#### Supplied entries ####
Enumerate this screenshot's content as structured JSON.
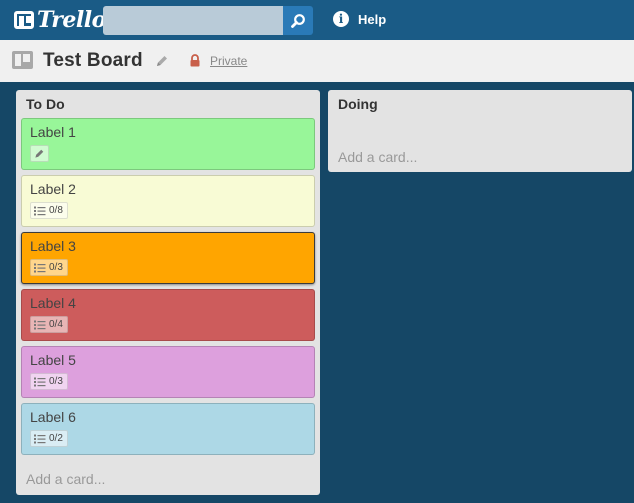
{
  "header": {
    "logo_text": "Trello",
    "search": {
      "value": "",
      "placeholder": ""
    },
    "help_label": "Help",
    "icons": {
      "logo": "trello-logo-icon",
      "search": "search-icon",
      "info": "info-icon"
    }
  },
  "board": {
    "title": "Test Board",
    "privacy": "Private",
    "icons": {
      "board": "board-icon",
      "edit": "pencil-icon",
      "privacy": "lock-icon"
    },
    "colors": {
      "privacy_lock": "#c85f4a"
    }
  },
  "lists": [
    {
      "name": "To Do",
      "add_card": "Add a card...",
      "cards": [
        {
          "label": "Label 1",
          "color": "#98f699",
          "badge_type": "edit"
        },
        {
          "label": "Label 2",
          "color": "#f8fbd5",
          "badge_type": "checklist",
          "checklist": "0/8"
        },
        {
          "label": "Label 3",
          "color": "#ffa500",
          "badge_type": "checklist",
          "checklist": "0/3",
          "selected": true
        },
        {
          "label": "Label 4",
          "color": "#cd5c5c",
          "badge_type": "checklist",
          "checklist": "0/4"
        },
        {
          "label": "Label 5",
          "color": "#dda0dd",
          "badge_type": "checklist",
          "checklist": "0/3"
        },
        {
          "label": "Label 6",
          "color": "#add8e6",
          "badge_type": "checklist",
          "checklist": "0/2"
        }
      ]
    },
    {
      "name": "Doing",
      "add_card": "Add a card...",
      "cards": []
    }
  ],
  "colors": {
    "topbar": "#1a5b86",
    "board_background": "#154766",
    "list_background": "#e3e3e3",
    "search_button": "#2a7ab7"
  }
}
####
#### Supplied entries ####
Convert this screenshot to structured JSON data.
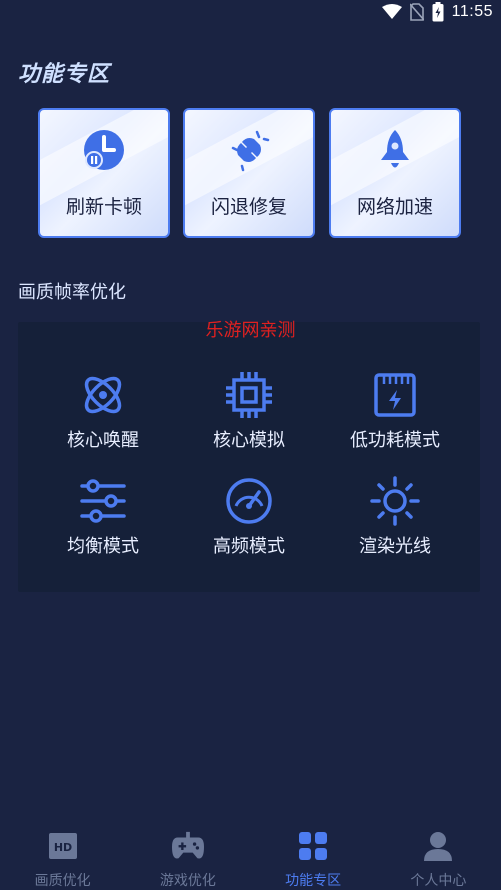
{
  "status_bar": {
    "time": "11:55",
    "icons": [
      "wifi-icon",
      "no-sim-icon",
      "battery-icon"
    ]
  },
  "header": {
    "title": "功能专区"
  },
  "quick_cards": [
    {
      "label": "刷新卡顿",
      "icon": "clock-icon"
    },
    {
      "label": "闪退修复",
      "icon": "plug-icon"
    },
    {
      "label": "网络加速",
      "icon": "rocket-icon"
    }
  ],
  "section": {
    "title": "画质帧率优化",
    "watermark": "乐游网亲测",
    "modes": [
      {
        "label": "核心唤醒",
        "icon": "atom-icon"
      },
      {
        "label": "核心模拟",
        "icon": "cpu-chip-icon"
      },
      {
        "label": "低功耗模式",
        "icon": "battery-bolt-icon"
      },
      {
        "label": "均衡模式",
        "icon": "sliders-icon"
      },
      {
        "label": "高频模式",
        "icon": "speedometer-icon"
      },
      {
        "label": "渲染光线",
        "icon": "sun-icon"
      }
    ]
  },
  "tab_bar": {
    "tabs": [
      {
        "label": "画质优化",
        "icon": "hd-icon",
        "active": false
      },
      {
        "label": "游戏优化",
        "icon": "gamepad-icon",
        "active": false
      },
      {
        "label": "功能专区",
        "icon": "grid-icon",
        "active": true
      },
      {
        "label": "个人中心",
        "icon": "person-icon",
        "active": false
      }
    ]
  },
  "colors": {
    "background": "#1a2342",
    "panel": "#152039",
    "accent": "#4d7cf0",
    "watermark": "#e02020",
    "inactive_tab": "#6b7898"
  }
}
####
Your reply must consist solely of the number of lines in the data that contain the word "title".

▶ _Written solution_
3